Whew! This is an easy question — we have more friends who live out of town than who live in SoCal! Disneyland, of course. We live 10 min from there on purpose and were annual passholders until they stopped the program. And we’re always up for a visit to any other kid attraction or theme park. Favorite restaurants: Roscoe’s Chicken and Waffles [https://www.roscoeschickenandwaffles.com/], Zombie Donuts [https://www.instagram.com/zombeedonuts/?hl=en], Chomp Sushi [https://www.chompsushi.com/], Fourth Horseman Pizza [https://www.the4thhorsemanlbc.com/], Umami Burger [https://www.umamiburger.com/], Lee’s Sandwiches [https://leesandwiches.com/], Rutabegorz [https://orange.rutabegorz.com/mobile/], and The Olde Ship [https://www.theoldeship.com/fullerton]. We also love exploring mom & pop restaurants all over SoCal for cuisine-specific discoveries. Favorite place to shop: Old-Town Burbank for vintage and horror merchandise (lots of our friends are in the scare community). My personal faves: The closed Pinup Girl Boutique [available online at https://pinupgirlclothing.com/] Unique Vintage [https://www.unique-vintage.com/pages/store] and Dark Delicacies Bookstore [https://www.darkdel.com/#/] Speaking of that, Midsummer Scream [https://midsummerscream.org/] is a scare convention in August where we help with the kids area, and if people can make it then we always invite them along. One thing I love to do when people visit is to join them on whatever touristy things they want to do. It gives me a chance to broaden my horizons a bit — there’s so much tourism here that the locals never take time to appreciate. A lot of our friends are in the variety arts community and there are so many wonderful opportunities to see live performances here. Our local friends perform in burlesque, side-show, theater, magic, storytelling, belly dancing, balloon art, and vaudeville. (I know I’m leaving something out.) During the summer, there are always library summer reading program shows that feature us or one of our friends. Even during a busy summer, we all try to go to at least some of our fellow performers’ shows. One of our favorite weekly shows is Boobie Trap [https://boobiela.com/] (not for kids!) where performers have a 4-minute stage spot to do pretty much anything. You never know what’s going to happen but it’s usually a wonderful and memorable evening. Strangely enough, probably the last thing we would probably be asked to do with our friends is go to the beach. (We’re indoorsy-types.) Who else deserves some credit and recognition?

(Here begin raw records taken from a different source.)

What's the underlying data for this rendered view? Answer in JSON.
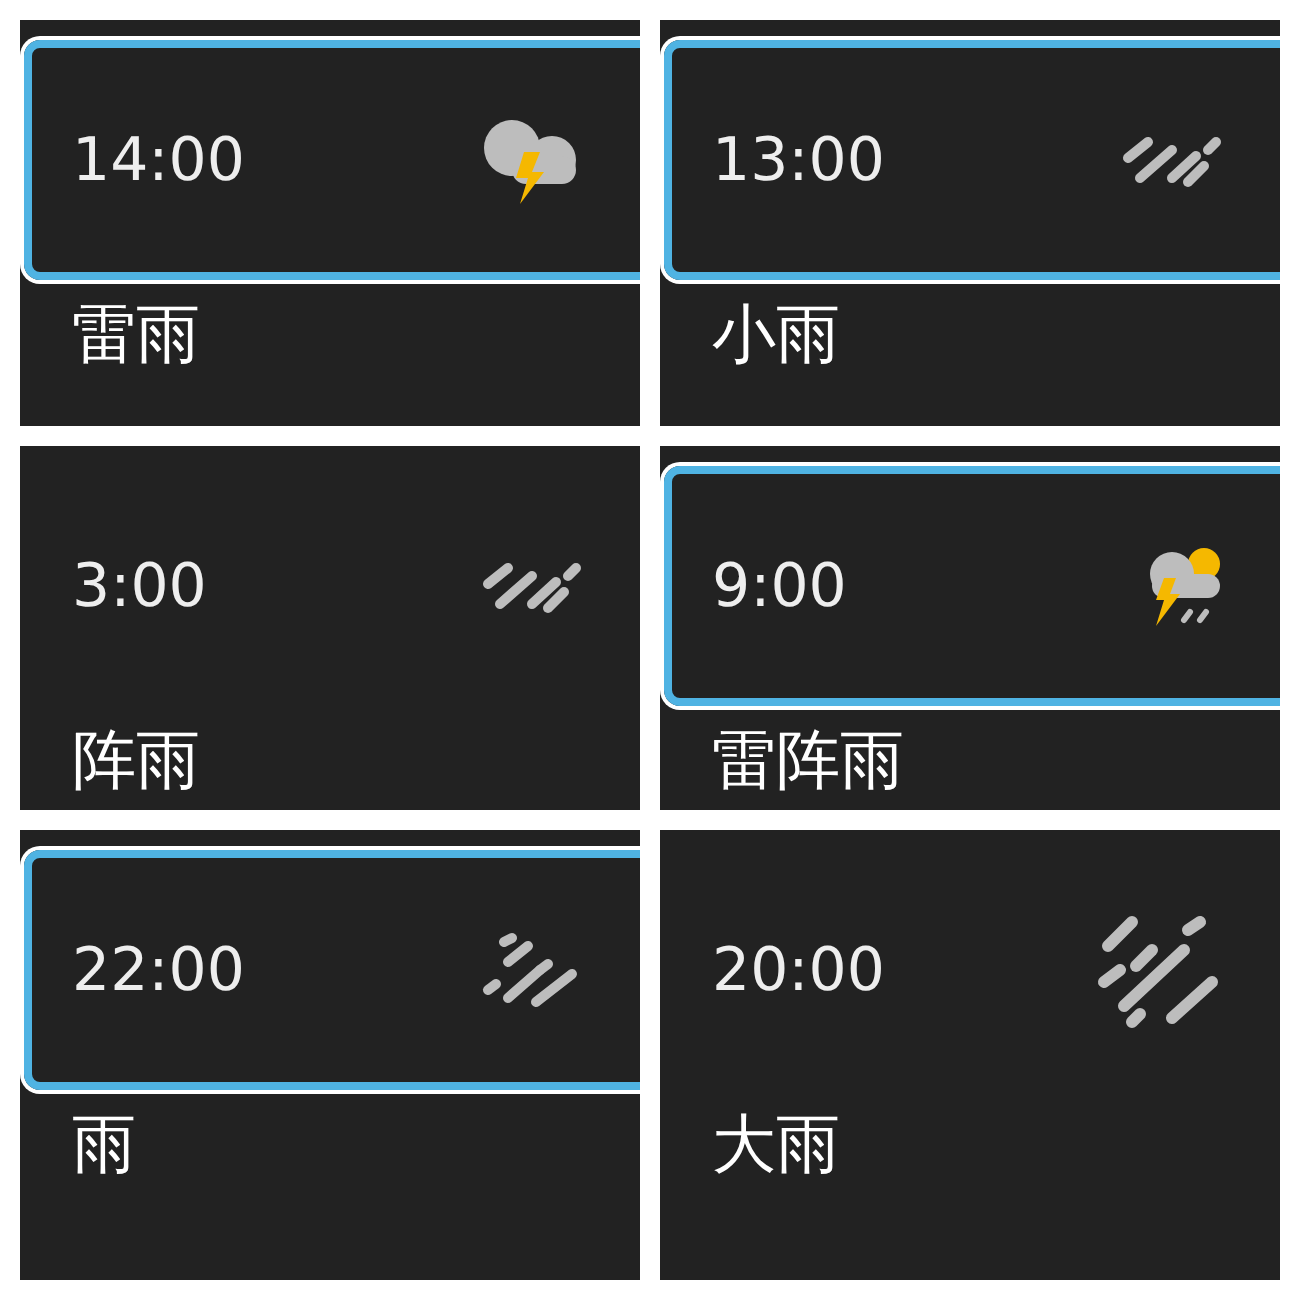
{
  "panels": [
    {
      "time": "14:00",
      "kind": "thunder-cloud",
      "condition": "雷雨",
      "selected": true
    },
    {
      "time": "13:00",
      "kind": "light-rain",
      "condition": "小雨",
      "selected": true
    },
    {
      "time": "3:00",
      "kind": "light-rain",
      "condition": "阵雨",
      "selected": false
    },
    {
      "time": "9:00",
      "kind": "thunder-shower",
      "condition": "雷阵雨",
      "selected": true
    },
    {
      "time": "22:00",
      "kind": "rain",
      "condition": "雨",
      "selected": true
    },
    {
      "time": "20:00",
      "kind": "heavy-rain",
      "condition": "大雨",
      "selected": false
    }
  ]
}
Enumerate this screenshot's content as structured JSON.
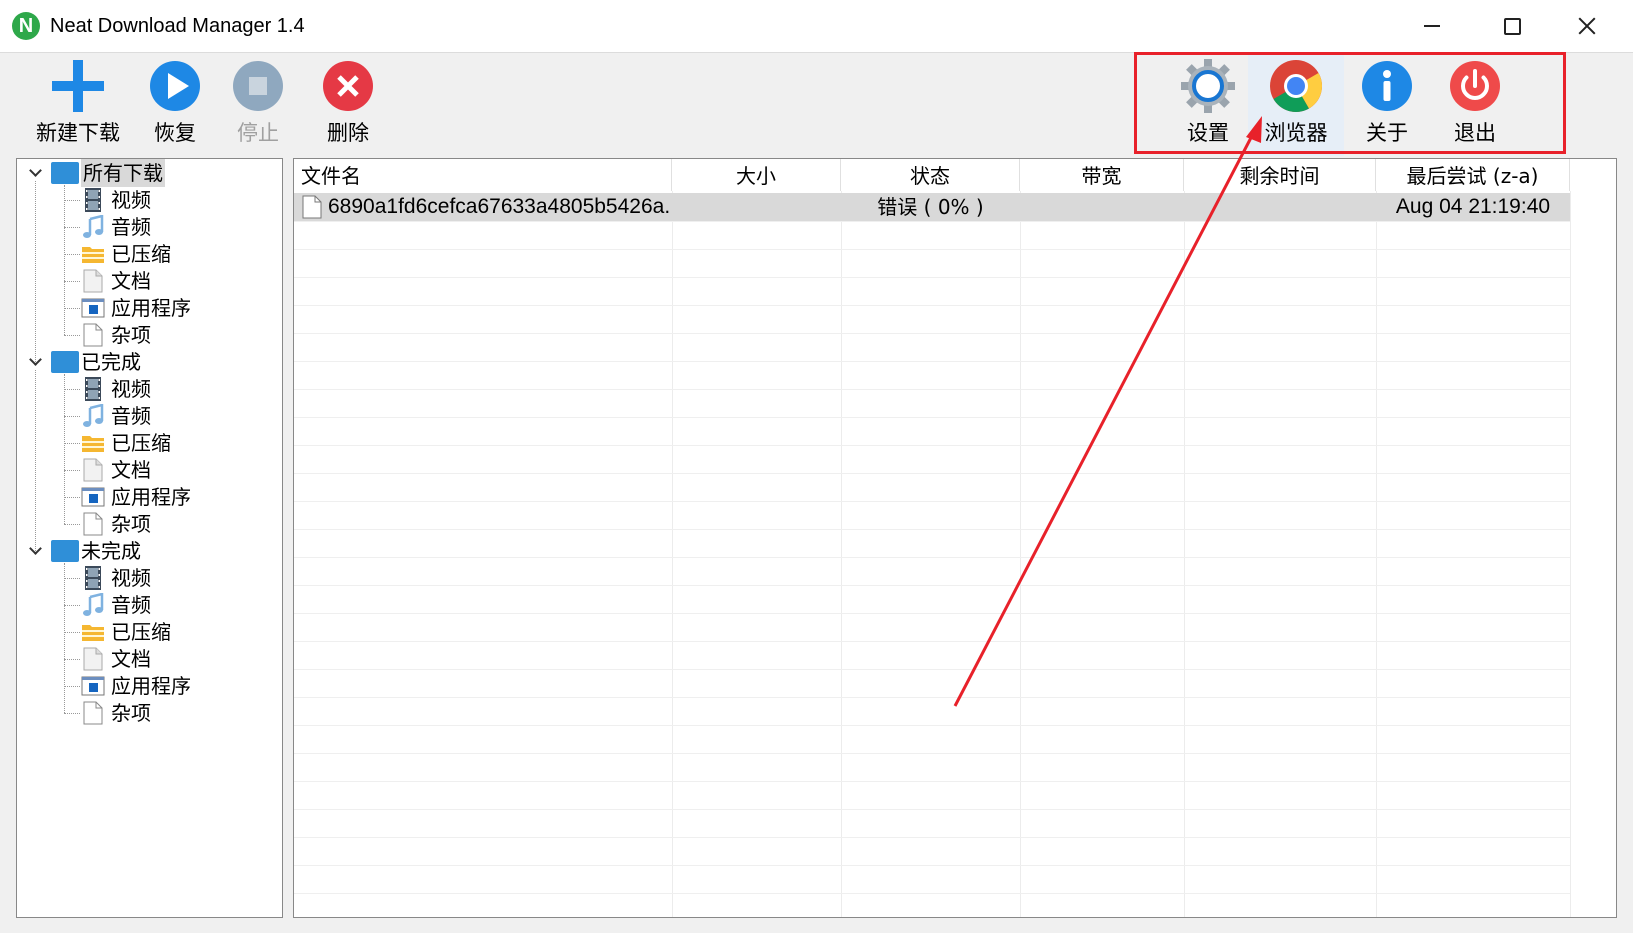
{
  "window": {
    "title": "Neat Download Manager 1.4",
    "app_icon_letter": "N",
    "controls": {
      "minimize": "minimize",
      "maximize": "maximize",
      "close": "close"
    }
  },
  "toolbar": {
    "new_download": "新建下载",
    "resume": "恢复",
    "stop": "停止",
    "delete": "删除",
    "settings": "设置",
    "browser": "浏览器",
    "about": "关于",
    "exit": "退出"
  },
  "tree": {
    "groups": [
      {
        "label": "所有下载",
        "items": [
          "视频",
          "音频",
          "已压缩",
          "文档",
          "应用程序",
          "杂项"
        ]
      },
      {
        "label": "已完成",
        "items": [
          "视频",
          "音频",
          "已压缩",
          "文档",
          "应用程序",
          "杂项"
        ]
      },
      {
        "label": "未完成",
        "items": [
          "视频",
          "音频",
          "已压缩",
          "文档",
          "应用程序",
          "杂项"
        ]
      }
    ]
  },
  "list": {
    "columns": [
      "文件名",
      "大小",
      "状态",
      "带宽",
      "剩余时间",
      "最后尝试 (z-a)"
    ],
    "rows": [
      {
        "name": "6890a1fd6cefca67633a4805b5426a...",
        "size": "",
        "status": "错误 ( 0% )",
        "bandwidth": "",
        "remaining": "",
        "last_try": "Aug 04 21:19:40"
      }
    ]
  },
  "colors": {
    "accent_highlight": "#e8212a",
    "folder": "#2f8fd8",
    "resume_blue": "#1e88e5",
    "delete_red": "#e53945",
    "about_blue": "#1e88e5",
    "exit_red": "#ef4a4a"
  }
}
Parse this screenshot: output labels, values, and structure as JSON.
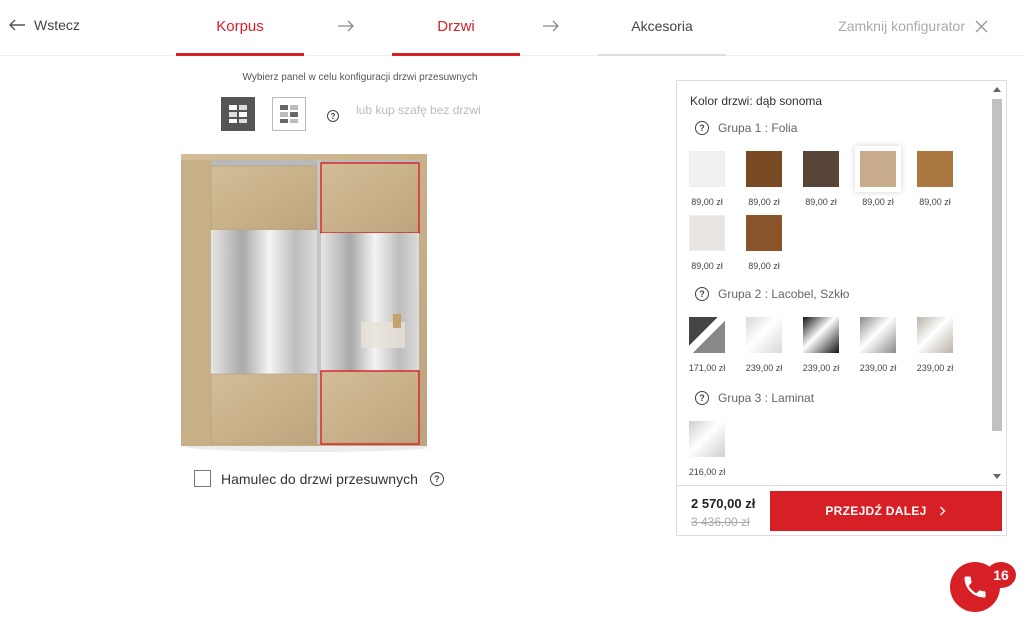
{
  "nav": {
    "back_label": "Wstecz",
    "steps": [
      "Korpus",
      "Drzwi",
      "Akcesoria"
    ],
    "close_label": "Zamknij konfigurator"
  },
  "left": {
    "instruction": "Wybierz panel w celu konfiguracji drzwi przesuwnych",
    "no_doors_label": "lub kup szafę bez drzwi",
    "help_glyph": "?",
    "brake_label": "Hamulec do drzwi przesuwnych",
    "brake_checked": false
  },
  "config": {
    "door_color_label": "Kolor drzwi: dąb sonoma",
    "groups": [
      {
        "title": "Grupa 1 : Folia",
        "items": [
          {
            "price": "89,00 zł",
            "color": "#f1f1f1"
          },
          {
            "price": "89,00 zł",
            "color": "#7a4a24"
          },
          {
            "price": "89,00 zł",
            "color": "#5a4438"
          },
          {
            "price": "89,00 zł",
            "color": "#c8ab8a",
            "selected": true
          },
          {
            "price": "89,00 zł",
            "color": "#a9773f"
          },
          {
            "price": "89,00 zł",
            "color": "#e8e4df"
          },
          {
            "price": "89,00 zł",
            "color": "#8a552b"
          }
        ]
      },
      {
        "title": "Grupa 2 : Lacobel, Szkło",
        "items": [
          {
            "price": "171,00 zł",
            "color": "#777777"
          },
          {
            "price": "239,00 zł",
            "color": "#d8d8d8"
          },
          {
            "price": "239,00 zł",
            "color": "#111111"
          },
          {
            "price": "239,00 zł",
            "color": "#8a8a8a"
          },
          {
            "price": "239,00 zł",
            "color": "#b8b2a6"
          }
        ]
      },
      {
        "title": "Grupa 3 : Laminat",
        "items": [
          {
            "price": "216,00 zł",
            "color": "#cfcfcf"
          }
        ]
      }
    ],
    "price_now": "2 570,00 zł",
    "price_old": "3 436,00 zł",
    "next_label": "PRZEJDŹ DALEJ"
  },
  "phone_badge": "16",
  "colors": {
    "accent": "#d71f26"
  }
}
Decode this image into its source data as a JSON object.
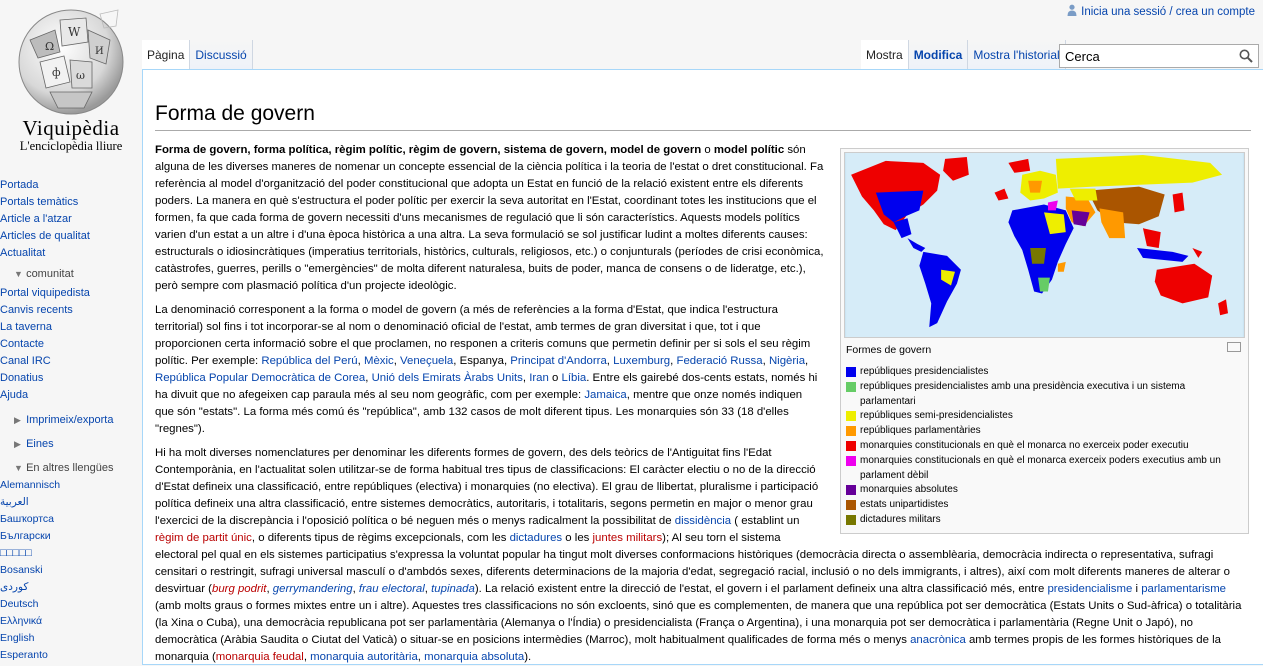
{
  "personal": {
    "link": "Inicia una sessió / crea un compte"
  },
  "logo": {
    "wordmark": "Viquipèdia",
    "tagline": "L'enciclopèdia lliure"
  },
  "nav": {
    "main": [
      "Portada",
      "Portals temàtics",
      "Article a l'atzar",
      "Articles de qualitat",
      "Actualitat"
    ],
    "community": {
      "heading": "comunitat",
      "items": [
        "Portal viquipedista",
        "Canvis recents",
        "La taverna",
        "Contacte",
        "Canal IRC",
        "Donatius",
        "Ajuda"
      ]
    },
    "print": {
      "heading": "Imprimeix/exporta"
    },
    "tools": {
      "heading": "Eines"
    },
    "languages": {
      "heading": "En altres llengües",
      "items": [
        "Alemannisch",
        "العربية",
        "Башҡортса",
        "Български",
        "□□□□□",
        "Bosanski",
        "کوردی",
        "Deutsch",
        "Ελληνικά",
        "English",
        "Esperanto"
      ]
    }
  },
  "tabs": {
    "left": [
      "Pàgina",
      "Discussió"
    ],
    "right": [
      "Mostra",
      "Modifica",
      "Mostra l'historial"
    ]
  },
  "search": {
    "value": "Cerca"
  },
  "article": {
    "title": "Forma de govern",
    "p1": {
      "b1": "Forma de govern, forma política, règim polític, règim de govern, sistema de govern, model de govern",
      "t1": " o ",
      "b2": "model polític",
      "t2": " són alguna de les diverses maneres de nomenar un concepte essencial de la ciència política i la teoria de l'estat o dret constitucional. Fa referència al model d'organització del poder constitucional que adopta un Estat en funció de la relació existent entre els diferents poders. La manera en què s'estructura el poder polític per exercir la seva autoritat en l'Estat, coordinant totes les institucions que el formen, fa que cada forma de govern necessiti d'uns mecanismes de regulació que li són característics. Aquests models polítics varien d'un estat a un altre i d'una època històrica a una altra. La seva formulació se sol justificar ludint a moltes diferents causes: estructurals o idiosincràtiques (imperatius territorials, històrics, culturals, religiosos, etc.) o conjunturals (períodes de crisi econòmica, catàstrofes, guerres, perills o \"emergències\" de molta diferent naturalesa, buits de poder, manca de consens o de lideratge, etc.), però sempre com plasmació política d'un projecte ideològic."
    },
    "p2": {
      "t1": "La denominació corresponent a la forma o model de govern (a més de referències a la forma d'Estat, que indica l'estructura territorial) sol fins i tot incorporar-se al nom o denominació oficial de l'estat, amb termes de gran diversitat i que, tot i que proporcionen certa informació sobre el que proclamen, no responen a criteris comuns que permetin definir per si sols el seu règim polític. Per exemple: ",
      "links": [
        "República del Perú",
        "Mèxic",
        "Veneçuela",
        "Espanya",
        "Principat d'Andorra",
        "Luxemburg",
        "Federació Russa",
        "Nigèria",
        "República Popular Democràtica de Corea",
        "Unió dels Emirats Àrabs Units",
        "Iran",
        "Líbia"
      ],
      "t2": ". Entre els gairebé dos-cents estats, només hi ha divuit que no afegeixen cap paraula més al seu nom geogràfic, com per exemple: ",
      "link_jamaica": "Jamaica",
      "t3": ", mentre que onze només indiquen que són \"estats\". La forma més comú és \"república\", amb 132 casos de molt diferent tipus. Les monarquies són 33 (18 d'elles \"regnes\")."
    },
    "p3": {
      "t1": "Hi ha molt diverses nomenclatures per denominar les diferents formes de govern, des dels teòrics de l'Antiguitat fins l'Edat Contemporània, en l'actualitat solen utilitzar-se de forma habitual tres tipus de classificacions: El caràcter electiu o no de la direcció d'Estat defineix una classificació, entre repúbliques (electiva) i monarquies (no electiva). El grau de llibertat, pluralisme i participació política defineix una altra classificació, entre sistemes democràtics, autoritaris, i totalitaris, segons permetin en major o menor grau l'exercici de la discrepància i l'oposició política o bé neguen més o menys radicalment la possibilitat de ",
      "l_dissidencia": "dissidència",
      "t2": " ( establint un ",
      "l_regim": "règim de partit únic",
      "t3": ", o diferents tipus de règims excepcionals, com les ",
      "l_dictadures": "dictadures",
      "t4": " o les ",
      "l_juntes": "juntes militars",
      "t5": "); Al seu torn el sistema electoral pel qual en els sistemes participatius s'expressa la voluntat popular ha tingut molt diverses conformacions històriques (democràcia directa o assemblèaria, democràcia indirecta o representativa, sufragi censitari o restringit, sufragi universal masculí o d'ambdós sexes, diferents determinacions de la majoria d'edat, segregació racial, inclusió o no dels immigrants, i altres), així com molt diferents maneres de alterar o desvirtuar (",
      "i_burg": "burg podrit",
      "c1": ", ",
      "i_gerry": "gerrymandering",
      "c2": ", ",
      "i_frau": "frau electoral",
      "c3": ", ",
      "i_tupinada": "tupinada",
      "t6": "). La relació existent entre la direcció de l'estat, el govern i el parlament defineix una altra classificació més, entre ",
      "l_presid": "presidencialisme",
      "t7": " i ",
      "l_parl": "parlamentarisme",
      "t8": " (amb molts graus o formes mixtes entre un i altre). Aquestes tres classificacions no són excloents, sinó que es complementen, de manera que una república pot ser democràtica (Estats Units o Sud-àfrica) o totalitària (la Xina o Cuba), una democràcia republicana pot ser parlamentària (Alemanya o l'Índia) o presidencialista (França o Argentina), i una monarquia pot ser democràtica i parlamentària (Regne Unit o Japó), no democràtica (Aràbia Saudita o Ciutat del Vaticà) o situar-se en posicions intermèdies (Marroc), molt habitualment qualificades de forma més o menys ",
      "l_anacr": "anacrònica",
      "t9": " amb termes propis de les formes històriques de la monarquia (",
      "l_feudal": "monarquia feudal",
      "c4": ", ",
      "l_autor": "monarquia autoritària",
      "c5": ", ",
      "l_absol": "monarquia absoluta",
      "t10": ")."
    }
  },
  "infobox": {
    "caption": "Formes de govern",
    "legend": [
      {
        "color": "#0000ee",
        "label": "repúbliques presidencialistes"
      },
      {
        "color": "#66cc66",
        "label": "repúbliques presidencialistes amb una presidència executiva i un sistema parlamentari"
      },
      {
        "color": "#eeee00",
        "label": "repúbliques semi-presidencialistes"
      },
      {
        "color": "#ff9900",
        "label": "repúbliques parlamentàries"
      },
      {
        "color": "#ee0000",
        "label": "monarquies constitucionals en què el monarca no exerceix poder executiu"
      },
      {
        "color": "#ee00ee",
        "label": "monarquies constitucionals en què el monarca exerceix poders executius amb un parlament dèbil"
      },
      {
        "color": "#660099",
        "label": "monarquies absolutes"
      },
      {
        "color": "#aa5500",
        "label": "estats unipartidistes"
      },
      {
        "color": "#777700",
        "label": "dictadures militars"
      }
    ]
  }
}
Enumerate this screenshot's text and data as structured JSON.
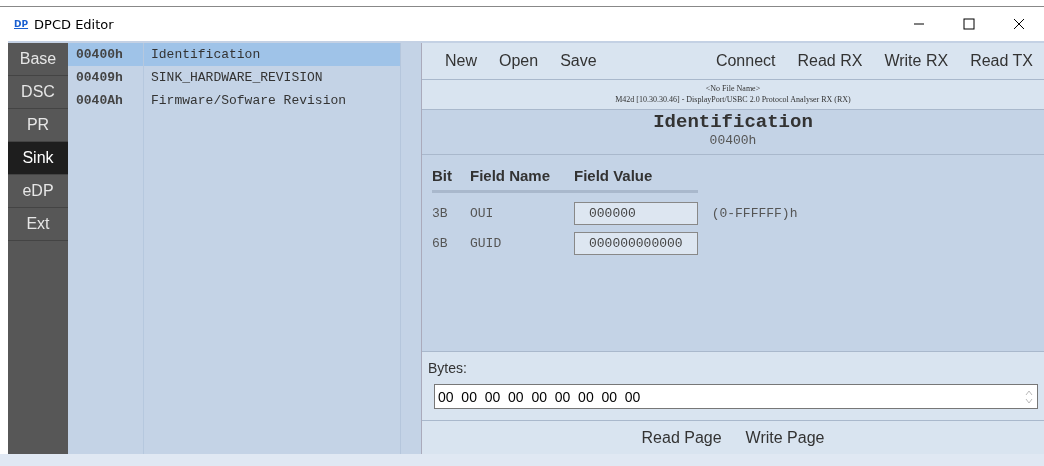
{
  "window": {
    "title": "DPCD Editor",
    "logo": "DP"
  },
  "tabs": [
    {
      "label": "Base",
      "selected": false
    },
    {
      "label": "DSC",
      "selected": false
    },
    {
      "label": "PR",
      "selected": false
    },
    {
      "label": "Sink",
      "selected": true
    },
    {
      "label": "eDP",
      "selected": false
    },
    {
      "label": "Ext",
      "selected": false
    }
  ],
  "registers": [
    {
      "address": "00400h",
      "name": "Identification",
      "selected": true
    },
    {
      "address": "00409h",
      "name": "SINK_HARDWARE_REVISION",
      "selected": false
    },
    {
      "address": "0040Ah",
      "name": "Firmware/Sofware Revision",
      "selected": false
    }
  ],
  "toolbar": {
    "left": [
      "New",
      "Open",
      "Save"
    ],
    "right": [
      "Connect",
      "Read RX",
      "Write RX",
      "Read TX"
    ]
  },
  "info": {
    "file": "<No File Name>",
    "device": "M42d [10.30.30.46] - DisplayPort/USBC 2.0 Protocol Analyser RX  (RX)"
  },
  "page": {
    "title": "Identification",
    "address": "00400h"
  },
  "fields": {
    "columns": [
      "Bit",
      "Field Name",
      "Field Value"
    ],
    "rows": [
      {
        "bit": "3B",
        "name": "OUI",
        "value": "000000",
        "range": "(0-FFFFFF)h"
      },
      {
        "bit": "6B",
        "name": "GUID",
        "value": "000000000000"
      }
    ]
  },
  "bytes": {
    "label": "Bytes:",
    "value": "00  00  00  00  00  00  00  00  00"
  },
  "buttons": [
    "Read Page",
    "Write Page"
  ]
}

Ziv Raviv, founder of Kivi Media (kivimedia.co). My husband Buster Balloon (busterballoon.com) has also been one of my main mentors as we grow our brands together. He was the first to encourage me to really focus on the part of the business I’m now well-known for and the part that’s still my absolute favorite.
Other: I also have https://www.facebook.com/BalloonStory but I have hardly updated it since the pandemic. I’ve been focusing on health coaching during the pandemic. Speaking of health, most of my social media accounts have pics that are from 70 pounds ago. I hadn’t realized they were all a couple of years old. I have had a serious change in my look, so I need new promo pics. In fact, I’m going to try to take a couple this week if I can. The only new pics I have are without balloons!
pic 3: Richard Faverty, https://beckettstudios.com/